The most recent stressor is that many of the women, single or married, are losing their homes in the recent mortgage crisis.  Homelessness has always been the shame of our nation, but women realize now, more than ever, that they can be a paycheck or a mortgage payment away from living in their car…if it hasn’t been repossessed!  Those who have lost home find themselves living uncomfortably with relatives or their own children.  In a country that prides itself on the independence of nuclear families, living with extended family is not something we are emotionally or physically prepared for.  Those anticipating the loss of their home, the humiliation of bankruptcy, the fear of being on the street have become depressed, anxious, and unable to make good decisions on their own behalf.
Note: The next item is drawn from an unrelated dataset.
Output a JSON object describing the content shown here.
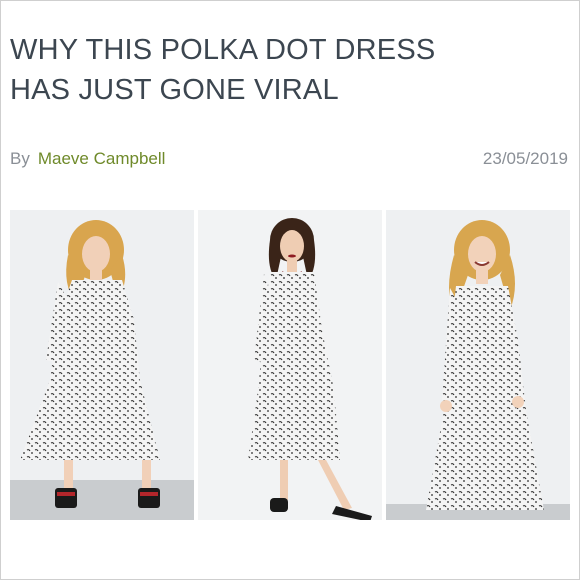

Another major stressor has been brought to us by the advances in technology.  The world is not just at our door, it brings its problems to our door.  Women and men become overwhelmed by the flood of information, the bad news from around the world, and the limitless options on every front.  Agoraphobia, withdrawing from the world, being fearful of the world has greatly increased as the size of our world has increased—mega stores, shopping centers, even the virtual world coming our way on the internet.
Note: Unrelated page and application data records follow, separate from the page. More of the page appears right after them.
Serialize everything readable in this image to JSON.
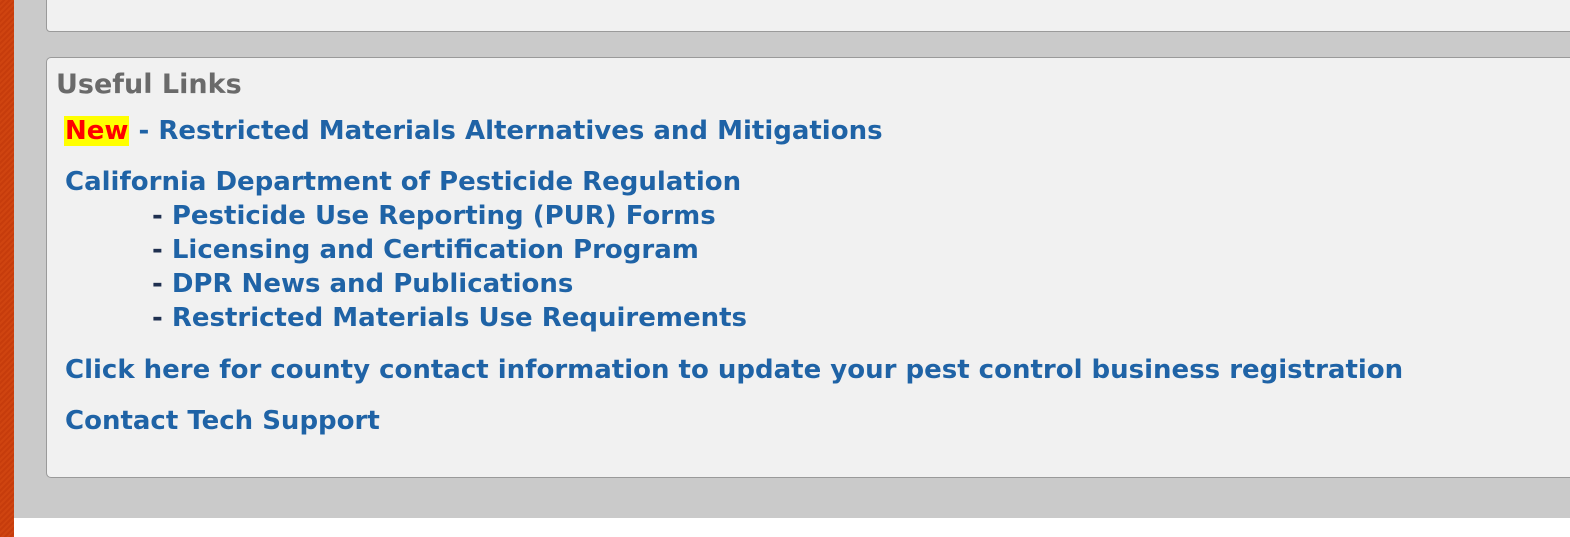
{
  "top_panel": {},
  "useful_links": {
    "title": "Useful Links",
    "new_item": {
      "badge": "New",
      "separator": " - ",
      "label": "Restricted Materials Alternatives and Mitigations"
    },
    "dpr": {
      "label": "California Department of Pesticide Regulation",
      "sub_links": [
        {
          "dash": "- ",
          "label": "Pesticide Use Reporting (PUR) Forms"
        },
        {
          "dash": "- ",
          "label": "Licensing and Certification Program"
        },
        {
          "dash": "- ",
          "label": "DPR News and Publications"
        },
        {
          "dash": "- ",
          "label": "Restricted Materials Use Requirements"
        }
      ]
    },
    "county_contact": {
      "label": "Click here for county contact information to update your pest control business registration"
    },
    "tech_support": {
      "label": "Contact Tech Support"
    }
  },
  "colors": {
    "link": "#1f63a6",
    "title": "#6a6a6a",
    "new_badge_bg": "#ffff00",
    "new_badge_text": "#ff0000",
    "panel_bg": "#f1f1f1",
    "page_bg": "#cacaca",
    "frame_accent": "#cf4410"
  }
}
Is it true that 60 is the new 40?

It’s great that 60 may be the new 40 in terms of energy and appearance, but the ability to earn a living, to rear children, or to save a home in an economy gone south is not the same. 

Women rearing their grandchildren in their 50s and 60s, even great grandchildren in the 70s, may be able to ignore the stares at a PTA meeting or tolerate being the oldest den mother, but their physical energy to keep up with a gaggle of preschoolers or a couple of defiant teens is definitely not what it was 20, 30 or 40 years earlier when they reared their own children.  And for some reason, probably because grandchildren who are abandoned, neglected or abused by their own parents pull harder at the heart strings and demand even more attention or are special needs children, grandmothers rearing grandchildren tend not to get the kind of respite help they need and deserve. 

In addition, instead of having a helpmate in the parenting process, they are often single or are caring for spouses or parents who have become disabled or infirm. 

Where do we look for the answers? 

Support found in the company of other women, with professional or lay leadership or in a self-help context, still seems to be the best answer.  Yes, if you are having financial problems, you can seek a legal or financial professional for advice.  But often you can’t afford that either.  I’ve found that even among a small group of women (six or eight), there is a sharing of information that produces better results than hours spent on the internet or searching through the yellow pages.  Women are usually careful not to lead each other astray.  They have no personal agendas in reaching out to other women in need. 

I have found that they resources they discover and share are far beyond what I could research or offer to them.  Women helping women, particularly in their midlife years, is often the best solution.